(Medical Xpress)—A trip to a petting zoo may bring more than a smile to a child's face—it also could lead to them getting sick. That's one reason why a Kansas State University professor says that interactions between animals and the public need better oversight.
Doug Powell, professor of food safety, points to recent cases where 12 people were sickened with influenza A—H3N2 variant—from contact with pigs at petting zoos, and four outbreaks linked to mail-order chicks that sickened hundreds, primarily children, with salmonella.
"People have to be careful—a lot more careful than they thought," Powell said.
Powell is co-author of the paper "Observation of Public Health Risk Behaviors, Risk Communication and Hand Hygiene at Kansas and Missouri Petting Zoos – 2010-2011" that was published recently in the journal Zoonoses and Public Health.
The paper's main author is Gonzalo Erdozain, a master of public health student at the Kansas State University who works with Powell. Erdozain, Manhattan, visited numerous petting zoos and fairs in Kansas and Missouri in 2010 and 2011 and found many sanitary problems at the facilities. Article co-authors include Katherine KuKanich, assistant professor of clinical sciences at Kansas State University, and Ben Chapman of North Carolina State University.
When visiting petting zoos, Powell said parents need to be vigilant in watching their children and they need to put a health plan in effect for the visit. In Erdozain's study, he observed children touching their faces after petting the animals, eating or drinking in the petting zoo, eating petting zoo food and sucking on a pacifier while at the zoo.
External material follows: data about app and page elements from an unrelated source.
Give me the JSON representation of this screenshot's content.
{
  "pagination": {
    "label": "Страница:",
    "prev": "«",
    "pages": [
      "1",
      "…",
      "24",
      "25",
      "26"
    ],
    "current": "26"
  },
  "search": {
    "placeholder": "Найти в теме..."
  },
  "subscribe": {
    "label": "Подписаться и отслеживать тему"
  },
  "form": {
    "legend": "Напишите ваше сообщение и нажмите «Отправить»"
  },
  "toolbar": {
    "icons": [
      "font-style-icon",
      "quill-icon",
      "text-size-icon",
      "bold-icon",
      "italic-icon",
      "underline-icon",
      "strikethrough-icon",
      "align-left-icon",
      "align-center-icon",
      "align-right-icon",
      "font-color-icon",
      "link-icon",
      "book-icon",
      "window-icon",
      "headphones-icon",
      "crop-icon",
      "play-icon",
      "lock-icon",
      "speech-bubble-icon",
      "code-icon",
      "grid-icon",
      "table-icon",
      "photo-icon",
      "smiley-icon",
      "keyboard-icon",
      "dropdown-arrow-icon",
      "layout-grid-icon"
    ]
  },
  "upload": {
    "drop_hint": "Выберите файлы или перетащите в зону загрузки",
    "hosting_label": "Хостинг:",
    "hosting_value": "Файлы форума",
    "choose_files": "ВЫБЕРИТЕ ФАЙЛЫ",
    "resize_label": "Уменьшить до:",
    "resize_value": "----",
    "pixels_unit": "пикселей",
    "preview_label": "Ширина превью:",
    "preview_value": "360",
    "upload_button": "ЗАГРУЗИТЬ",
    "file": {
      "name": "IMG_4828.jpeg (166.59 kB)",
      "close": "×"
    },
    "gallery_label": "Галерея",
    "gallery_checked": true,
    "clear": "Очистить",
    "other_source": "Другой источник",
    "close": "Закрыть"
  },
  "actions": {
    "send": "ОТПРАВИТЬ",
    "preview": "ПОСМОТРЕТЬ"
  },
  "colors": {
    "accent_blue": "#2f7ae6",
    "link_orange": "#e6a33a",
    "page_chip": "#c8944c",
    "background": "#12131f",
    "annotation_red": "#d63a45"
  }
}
Children were also seen picking up animal feces.
Another factor to watch for is the presence of high-risk animals—those most associated with zoonotic diseases, including chicks, young ruminants like kid goats, sheep and cattle. Zoonotic diseases can be passed from animal to human, or vice versa.
Washing hands before and after encountering animals and the animal feed is one of the most recommended method to fight germs and bacteria from the animals and surrounding area of animal pens, Powell said.
"Hand-washing tool selection may also contribute to the success of hand hygiene as a preventive measure, as some outbreak investigations have reported alcohol-based hand sanitizer was not protective against illness, especially when hands are soiled," Powell said.
Powell said Erdozain's study found that visitors were five times as likely to wash their hands when a staff member was present. This observation, Powell said, is consistent with a study published last year that showed the importance of a little encouragement.
To help maintain a safe and healthy environment, Powell said petting zoos should constantly remind visitors to wash their hands when exiting the pens. Keeping clean and useful sinks near the exits of all facilities with a stand by attendant would help decrease the likeliness of a widespread illness due to forgetful hygiene, he said.
Strict governmental regulation and enforcement would be one way to ensure this happens but is an unlikely solution. Powell said that it is up to the zoos to help keep watch on what is happening within their pens and to make sure that the proper facilities are in place and are noticeable to visitors—children and adults alike.
"Providing hand hygiene stations, putting up some good signs, having staff supervise, avoiding high-risk animals and logical facility design are easy and inexpensive—and not doing so is inexcusable," Powell said.
The journal article is available at bit.ly/QKFIbx.